Stage fright. When it comes to public speaking, “I usually do fine,” says Rabalais. “I have become a much better public speaker than when I started out. In a high school English class, I was so scared when I stood up to give my book report that I fainted. And when I had to defend my master’s thesis, I was also going to faint. I had to sit down with my head between my knees. So I’ve come a long way.”
Secret caller. In 2012, while at a research meeting in Mexico, Rabalais got a call on her cell phone from an unidentified Illinois phone number. The caller asked if she knew the MacArthur Foundation, an organization that awards annual fellowships to individuals with extraordinary creativity and dedication. She said she did. “He was going on and on about how great these fellows were, and I thought he was calling to ask me to nominate somebody. Then he asked if I could name a MacArthur fellow. I said no, but if he told me a name I might know him or her. He finally asked if I knew a fellow born on January 23, which is my birthday. I said, ‘What?!?’ It was a shock, and then I had to keep it a secret until it was announced.”

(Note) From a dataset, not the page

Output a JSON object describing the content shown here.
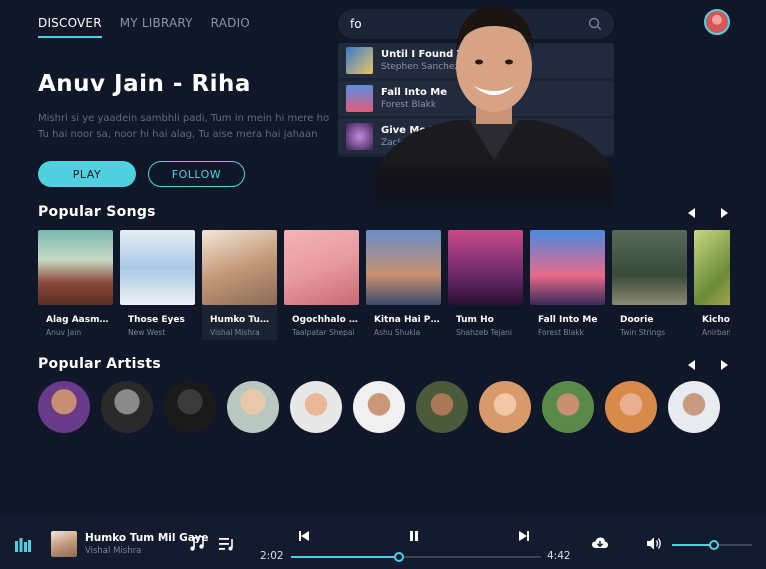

Saving the planet. Rabalais herself takes many measures to reduce her part in the nutrient overload of ecosystems. “I try to live a life of a lower carbon footprint. We don’t fertilize our yard, and I recycle just about everything I can. I drive a fuel-efficient vehicle with 166,000 miles on it. I don’t eat much meat, not for humanitarian reasons, but because a lot of the feed for those animals uses fertilizers that run into the Mississippi River.”
- Tracked and investigated the spread and causes of aquatic hypoxic zones in the Gulf of Mexico.
- In 1994, demonstrated that agricultural water pollution in the Mississippi River has significant impacts in the northern Gulf of Mexico.
- Through outreach efforts, including congressional testimony, focused national attention on water quality and ecosystem concerns in the Gulf.
- Directs the Coastal Waters Consortium to study the effects of the BP oil spill on coastal ecosystems.